It was recently my son's birthday and we decided that we would pay a visit…
The Space Zone at Life gives you a chance to discover the part North East England is playing in space exploration. Why not pop in and find out more?
We were kindly invited to the Space Zone at Life Science Centre in Newcastle in exchange for an honest review.
The Life Science Centre is always an interesting place to visit. There is always plenty to do and lots of activities for kids of all ages. In the Autumn and Winter there is an ice rink outside.
I have always been fascinated by space and was intrigued to see what the new space zone would be like. We went on a cold Saturday to explore further.
Inside the Space Zone at Life
After entering the Life Science Centre we went straight to the space zone. Inside there is plenty to see and it is a great reminder that we are a small planet in a vast universe.
Read more: Game on at the Centre for Life
Jobs in Space
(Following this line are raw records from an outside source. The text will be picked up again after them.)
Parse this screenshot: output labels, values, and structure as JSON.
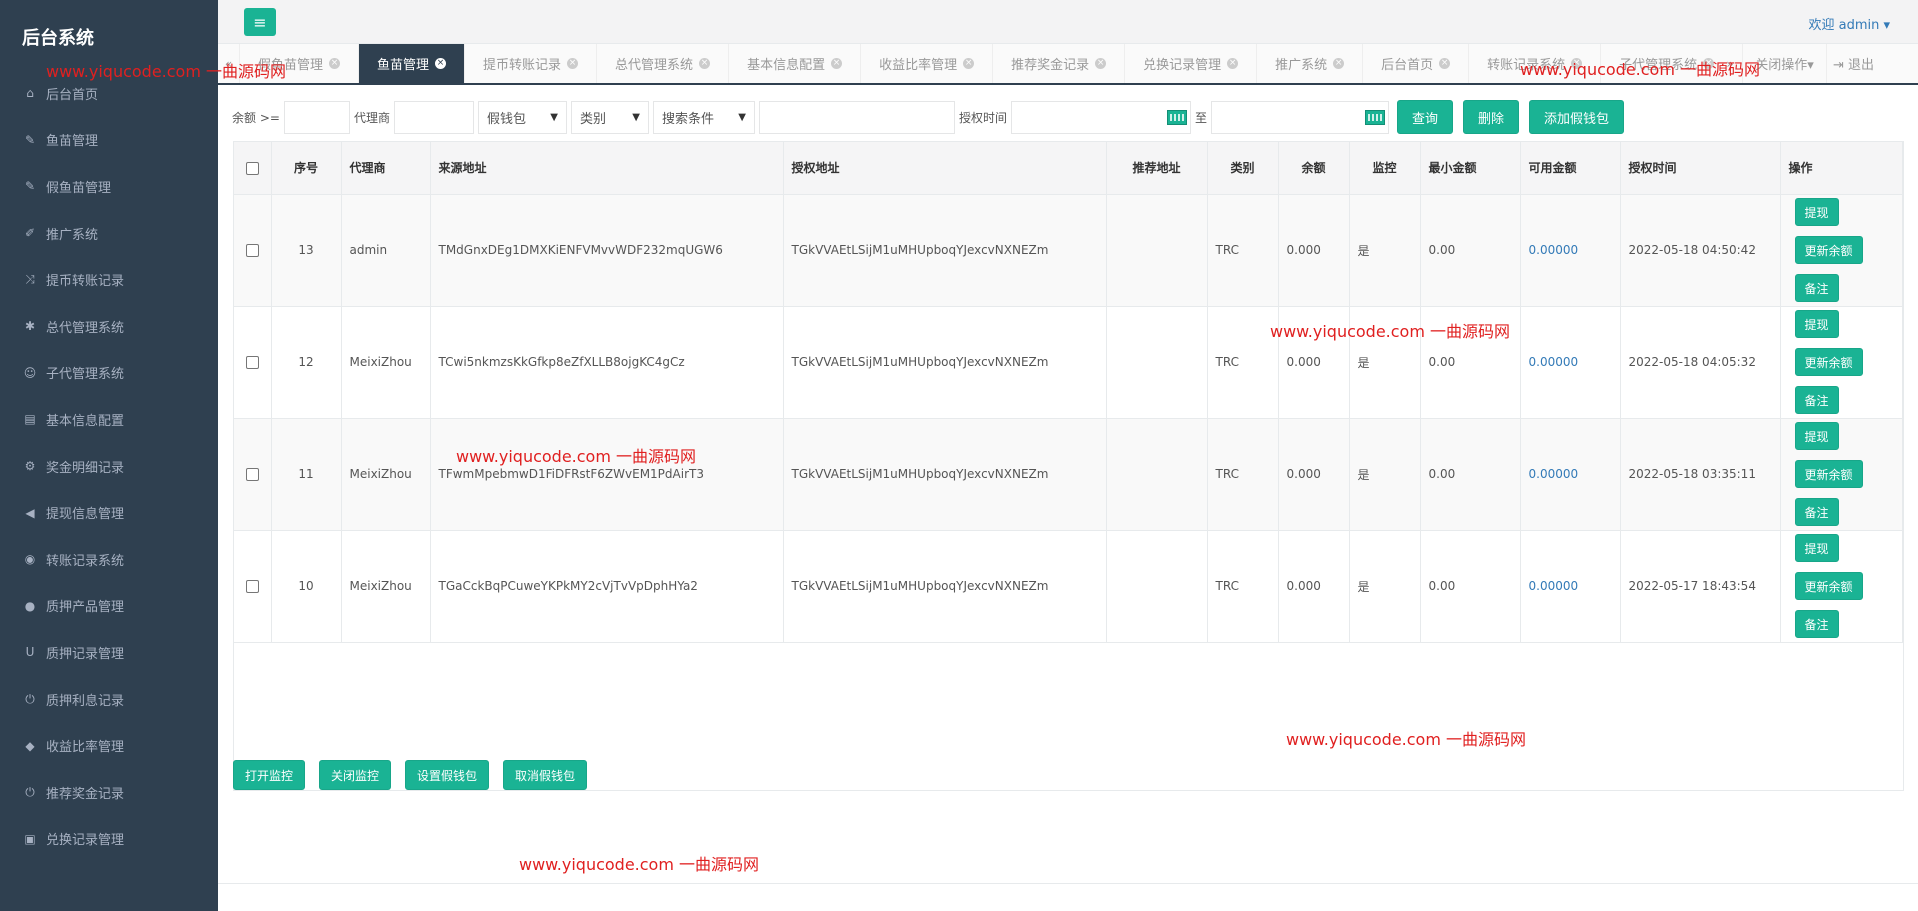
{
  "sidebar": {
    "brand": "后台系统",
    "items": [
      {
        "label": "后台首页",
        "icon": "home-icon",
        "glyph": "⌂"
      },
      {
        "label": "鱼苗管理",
        "icon": "wrench-icon",
        "glyph": "✎"
      },
      {
        "label": "假鱼苗管理",
        "icon": "wrench-icon",
        "glyph": "✎"
      },
      {
        "label": "推广系统",
        "icon": "edit-icon",
        "glyph": "✐"
      },
      {
        "label": "提币转账记录",
        "icon": "shuffle-icon",
        "glyph": "⤨"
      },
      {
        "label": "总代管理系统",
        "icon": "asterisk-icon",
        "glyph": "✱"
      },
      {
        "label": "子代管理系统",
        "icon": "users-icon",
        "glyph": "☺"
      },
      {
        "label": "基本信息配置",
        "icon": "file-icon",
        "glyph": "▤"
      },
      {
        "label": "奖金明细记录",
        "icon": "cogs-icon",
        "glyph": "⚙"
      },
      {
        "label": "提现信息管理",
        "icon": "bullhorn-icon",
        "glyph": "◀"
      },
      {
        "label": "转账记录系统",
        "icon": "dashboard-icon",
        "glyph": "◉"
      },
      {
        "label": "质押产品管理",
        "icon": "comment-icon",
        "glyph": "●"
      },
      {
        "label": "质押记录管理",
        "icon": "magnet-icon",
        "glyph": "U"
      },
      {
        "label": "质押利息记录",
        "icon": "power-icon",
        "glyph": "⏻"
      },
      {
        "label": "收益比率管理",
        "icon": "shield-icon",
        "glyph": "◆"
      },
      {
        "label": "推荐奖金记录",
        "icon": "power-icon",
        "glyph": "⏻"
      },
      {
        "label": "兑换记录管理",
        "icon": "save-icon",
        "glyph": "▣"
      }
    ]
  },
  "topbar": {
    "menu_glyph": "≡",
    "welcome": "欢迎 admin ▾"
  },
  "tabs": {
    "back_glyph": "«",
    "items": [
      {
        "label": "假鱼苗管理",
        "active": false
      },
      {
        "label": "鱼苗管理",
        "active": true
      },
      {
        "label": "提币转账记录",
        "active": false
      },
      {
        "label": "总代管理系统",
        "active": false
      },
      {
        "label": "基本信息配置",
        "active": false
      },
      {
        "label": "收益比率管理",
        "active": false
      },
      {
        "label": "推荐奖金记录",
        "active": false
      },
      {
        "label": "兑换记录管理",
        "active": false
      },
      {
        "label": "推广系统",
        "active": false
      },
      {
        "label": "后台首页",
        "active": false
      },
      {
        "label": "转账记录系统",
        "active": false
      },
      {
        "label": "子代管理系统",
        "active": false
      }
    ],
    "forward_glyph": "»",
    "close_ops": "关闭操作▾",
    "logout": "⇥ 退出"
  },
  "filter": {
    "balance_label": "余额 >=",
    "agent_label": "代理商",
    "wallet_select": "假钱包",
    "type_select": "类别",
    "search_select": "搜索条件",
    "auth_time_label": "授权时间",
    "to_label": "至",
    "query_btn": "查询",
    "delete_btn": "删除",
    "add_btn": "添加假钱包"
  },
  "table": {
    "headers": [
      "序号",
      "代理商",
      "来源地址",
      "授权地址",
      "推荐地址",
      "类别",
      "余额",
      "监控",
      "最小金额",
      "可用金额",
      "授权时间",
      "操作"
    ],
    "rows": [
      {
        "id": "13",
        "agent": "admin",
        "source": "TMdGnxDEg1DMXKiENFVMvvWDF232mqUGW6",
        "auth": "TGkVVAEtLSijM1uMHUpboqYJexcvNXNEZm",
        "ref": "",
        "type": "TRC",
        "balance": "0.000",
        "monitor": "是",
        "min": "0.00",
        "avail": "0.00000",
        "time": "2022-05-18 04:50:42"
      },
      {
        "id": "12",
        "agent": "MeixiZhou",
        "source": "TCwi5nkmzsKkGfkp8eZfXLLB8ojgKC4gCz",
        "auth": "TGkVVAEtLSijM1uMHUpboqYJexcvNXNEZm",
        "ref": "",
        "type": "TRC",
        "balance": "0.000",
        "monitor": "是",
        "min": "0.00",
        "avail": "0.00000",
        "time": "2022-05-18 04:05:32"
      },
      {
        "id": "11",
        "agent": "MeixiZhou",
        "source": "TFwmMpebmwD1FiDFRstF6ZWvEM1PdAirT3",
        "auth": "TGkVVAEtLSijM1uMHUpboqYJexcvNXNEZm",
        "ref": "",
        "type": "TRC",
        "balance": "0.000",
        "monitor": "是",
        "min": "0.00",
        "avail": "0.00000",
        "time": "2022-05-18 03:35:11"
      },
      {
        "id": "10",
        "agent": "MeixiZhou",
        "source": "TGaCckBqPCuweYKPkMY2cVjTvVpDphHYa2",
        "auth": "TGkVVAEtLSijM1uMHUpboqYJexcvNXNEZm",
        "ref": "",
        "type": "TRC",
        "balance": "0.000",
        "monitor": "是",
        "min": "0.00",
        "avail": "0.00000",
        "time": "2022-05-17 18:43:54"
      }
    ],
    "ops": [
      "提现",
      "更新余额",
      "备注"
    ]
  },
  "bottom_buttons": [
    "打开监控",
    "关闭监控",
    "设置假钱包",
    "取消假钱包"
  ],
  "watermark": "www.yiqucode.com  一曲源码网"
}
The first section was fascinating as it shows different jobs in the space industry. When you think of jobs in space you think of being an astronaut. You don’t usually think of all the jobs that go along with it. There were plenty of examples from robotics engineer to astrophysicist.
As well as job descriptions there are some fascinating examples of how space affects our everyday lives. We learnt how GPS works, using satellites to triangulate your position on the earth’s surface. We found out how satellites help to predict the weather and got a chance to present a weather show. It is great fun to have these hands on examples.
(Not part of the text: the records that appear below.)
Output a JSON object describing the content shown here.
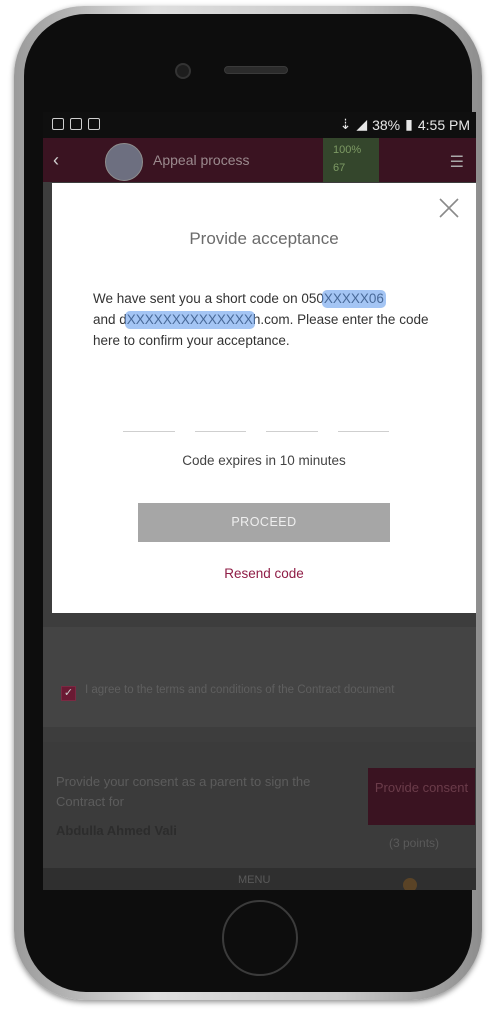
{
  "status_bar": {
    "battery": "38%",
    "time": "4:55 PM"
  },
  "app_bar": {
    "title": "Appeal process",
    "points_top": "100%",
    "points_bottom": "67"
  },
  "modal": {
    "title": "Provide acceptance",
    "message_part1": "We have sent you a short code on 050",
    "phone_redacted": "XXXXX06",
    "message_part2": "and d",
    "email_redacted": "XXXXXXXXXXXXXX",
    "message_part3": "h.com. Please enter the code here to confirm your acceptance.",
    "code_slots": 4,
    "expiry_text": "Code expires in  10 minutes",
    "proceed_label": "PROCEED",
    "resend_label": "Resend code"
  },
  "background": {
    "terms_text": "I agree to the terms and conditions of the Contract document",
    "consent_prompt": "Provide your consent as a parent to sign the Contract for",
    "student_name": "Abdulla Ahmed Vali",
    "consent_button": "Provide consent",
    "points_note": "(3 points)",
    "menu_label": "MENU"
  },
  "colors": {
    "accent": "#8f1d46",
    "appbar": "#3a1321",
    "button_disabled": "#a6a6a6"
  }
}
There is also a section on how Northumbria University is helping astronauts stay healthy in a weightless environment. When you are in space your muscles and bone structure deteriorate. They are researching ways to prevent this happening which also will help people on earth with back issues.
Entering mission control we took our seats and were able to try out a number of different missions. We were able to operate a Mars Rover and investigate the surface of Jupiter among other things.
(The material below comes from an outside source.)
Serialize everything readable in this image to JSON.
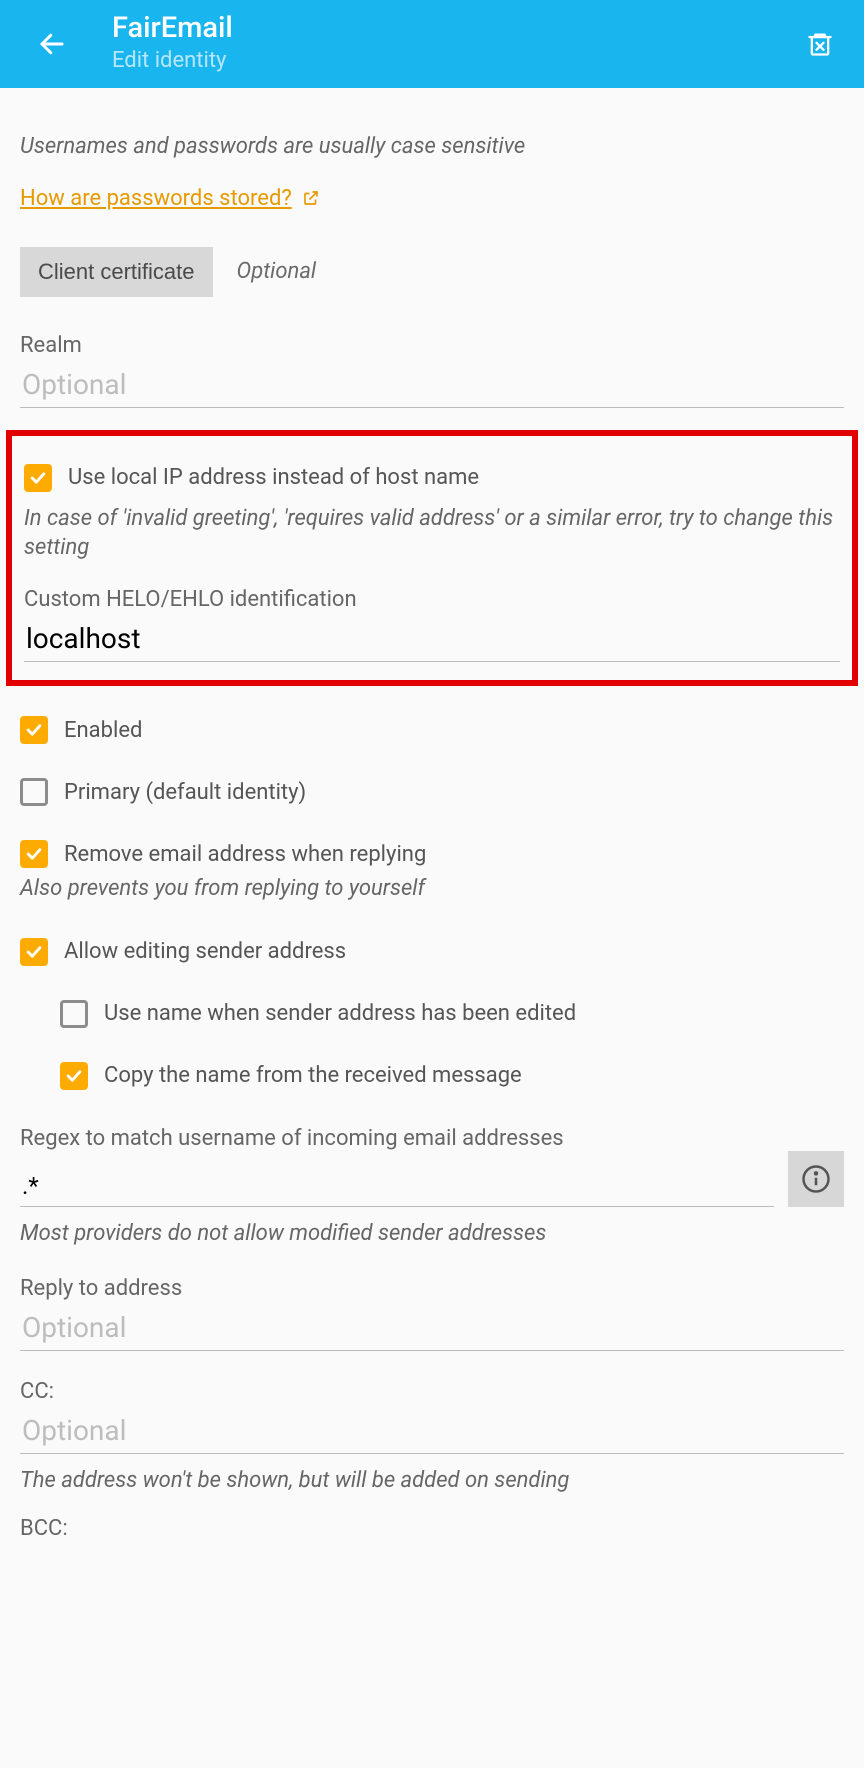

The missions have a varied difficulty which will suit different age groups. It really does feel like you are sitting inside mission control in charge of a vital mission to space.
International Space Station
We then got a chance to go inside the international space station. Before entering you are able to project your face onto the astronaut walking in space outside via an interactive display.
Inside you can see how astronauts live on the space station. There are fascinating facts on the walls, including what the space station smells like. There are videos of the astronauts on the space station and you can also see how they sleep and go to the toilet – not so easy in zero gravity.
Touch the moon
After leaving the international space station we got a chance to touch the moon. It was a little piece of moon rock with lots of information about how it was found. This is the second time I have been lucky enough to touch the moon. The first time was at the Air and Space Museum in Washington DC as a child. This exhibition brought back memories of that visit. I am sure that any child visiting the new space zone will learn lots and remember the visit.
The Centre for Life also has a planetarium which has different shows during the day. We noticed that Tales of a Time Traveller was about to start and went in to see the show. The film is projected on a circular dome which really makes it feel like you are in space.
The film explores the impact of time, taking you on a journey to find out more about the life of stars and how the earth began with the Big Bang. It is a really interesting and immersive experience.
Other things to do in the Life Science Centre
Once you have been into the Space Zone there are plenty of other things to do. For those under seven the young explorers zone is a hands on area with plenty to do. The Making Studios have a range of interactive exhibits allowing you to get creative. You can try hands on making activities from sewing to soldering – very much in the spirit of the Makers Faire which takes place in the Centre for Life.
Read more: The Maker Faire
If you want to find out about how your head works then you can try the Brain Zone. After all that activity you can stop at one of the cafes for something to eat. On the way out pop into the gift shop. Many of the gifts have a space theme, you can get freeze dried astronaut ice cream among other things.
Where is the Life Science Centre?
You will find the Life Science Centre in the centre of Newcastle in Times Square. It is walking distance from Central Station.
Life Science Centre, Times Square,
Newcastle upon Tyne NE1 4EP
Phone: 0191 243 8210
Opening times and Ticket Prices
These are valid until 23 February 2020
Life Science Centre
- Monday – Saturday 10.00am – 6.00pm
- Sunday 11.00am – 6.00pm
Recommended last admission is 4.00pm
Ice Rink – valid from 9th November – 5th January 2020
- Monday – Saturday 10.00am – 9.00pm
- Sunday 11.00am – 9.00pm
Last session starts at 8pm
- Family (2 adults + 2 children OR 1 adult + 3 children) – day £31 – annual £94
- Concession (over 60s, students, unwaged) – day £10 – annual £32
- Adult (aged 18+) – day £12 – annual £39
- Child (aged 5 – 17) – day £7.50 – annual £21
- Child (aged 4 and under) free
Have you been to the new Space Zone yet? What did you think? Let me know below.